Updated: May 18, 2020
Employee engagement is a topic thrown around frequently, organisations in Australia have been trying to prioritise engaging their staff for years, 84% of employees surveyed by the Australian Bureau of Statistics agreed that they could be more productive at work. Dale Carnegie research has shown that for many businesses, engagement levels have started stagnating, with employees feeling like they have not advanced or progressed in the way they hoped for the investment they have made.
New research, ‘Employee Engagement, It’s Time To Go All-In’, carried out by Dale Carnegie discovered that although 85% of leaders say employee engagement is a priority only a third of organisations actually make it one. In-fact 35% of leaders said that focusing on employee engagement was a distraction from getting the real work done.
For businesses, the case for engaging employees remains as strong as ever, the data clearly showing that engaged employees are the new competitive advantage. Any company that had a highly engaged workforce has been shown to outperform their competition. Employee disengagement costs Australia approximat
ely $70 billion annually, with labour costs rising 70% over the last 20 years. Having engaged employees decreases the need for turnover, which costs the country $3.8 billion annually within the first year of employment. 64% of managers are able to lower employee turnover by making engagement a daily priority.

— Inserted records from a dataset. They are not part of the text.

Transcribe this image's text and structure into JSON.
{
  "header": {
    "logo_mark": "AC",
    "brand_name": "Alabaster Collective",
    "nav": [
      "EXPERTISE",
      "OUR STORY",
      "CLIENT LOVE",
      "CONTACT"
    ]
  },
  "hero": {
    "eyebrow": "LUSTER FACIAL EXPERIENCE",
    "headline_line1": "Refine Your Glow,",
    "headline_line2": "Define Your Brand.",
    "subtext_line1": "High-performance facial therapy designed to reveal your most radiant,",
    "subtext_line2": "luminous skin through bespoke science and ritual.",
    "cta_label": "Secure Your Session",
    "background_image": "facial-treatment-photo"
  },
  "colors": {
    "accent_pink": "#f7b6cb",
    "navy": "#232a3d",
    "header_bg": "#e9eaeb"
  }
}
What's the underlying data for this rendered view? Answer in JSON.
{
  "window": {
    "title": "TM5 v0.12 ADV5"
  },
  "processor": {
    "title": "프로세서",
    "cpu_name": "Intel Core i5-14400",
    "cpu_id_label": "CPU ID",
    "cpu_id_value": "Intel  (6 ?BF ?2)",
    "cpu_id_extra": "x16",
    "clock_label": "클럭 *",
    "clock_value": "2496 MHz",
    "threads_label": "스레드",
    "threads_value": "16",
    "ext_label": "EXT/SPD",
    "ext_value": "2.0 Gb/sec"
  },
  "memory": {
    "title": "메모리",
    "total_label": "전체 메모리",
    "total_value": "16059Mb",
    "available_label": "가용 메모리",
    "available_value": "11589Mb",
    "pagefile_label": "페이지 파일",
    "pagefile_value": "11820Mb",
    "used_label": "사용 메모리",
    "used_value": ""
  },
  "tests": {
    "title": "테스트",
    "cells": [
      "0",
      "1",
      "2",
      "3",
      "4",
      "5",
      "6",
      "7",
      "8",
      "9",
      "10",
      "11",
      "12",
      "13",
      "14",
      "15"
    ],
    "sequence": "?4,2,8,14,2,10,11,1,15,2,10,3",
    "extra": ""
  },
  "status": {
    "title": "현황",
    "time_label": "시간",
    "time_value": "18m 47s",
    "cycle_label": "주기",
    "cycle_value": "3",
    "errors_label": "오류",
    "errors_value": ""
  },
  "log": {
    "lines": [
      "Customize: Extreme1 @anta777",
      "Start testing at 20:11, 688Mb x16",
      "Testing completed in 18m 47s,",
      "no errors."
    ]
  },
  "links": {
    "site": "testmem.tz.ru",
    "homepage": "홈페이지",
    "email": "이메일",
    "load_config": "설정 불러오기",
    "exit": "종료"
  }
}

Having conversations around employee engagement should not be something to fear, an engaged workforce are statistically 4 times more likely to complete a task if their manager made employee engagement a daily habit.
With a lot of companies wanting to strengthen their employee engagement and take it to the next level, Dale Carnegie’s research suggests that if leaders make engagement a daily habit, they can achieve the results they desire.
Dale Carnegie’s 4 Steps to Making Employee Engagement a Daily Habit
1. Treat employee engagement like all other strategic priorities.
2. Engage employees and managers at every level. Creating a culture of engagement involves everyone. Only 33% of senior leaders said their company engaged them.
3. Provide practical knowledge and skills – 20% of respondents said they did not feel they had the training in how to engage their team.
4. Align reward and recognition – leaders who strongly agreed that they expect to be rewarded and recognised for having fully-recognition in Australian workplaces are shown to decrease employee turnover by 23-31%.
To read the full report download Employee Engagement: It’s Time to Go ‘All-In’ – Making Engagement a Daily Priority for Leaders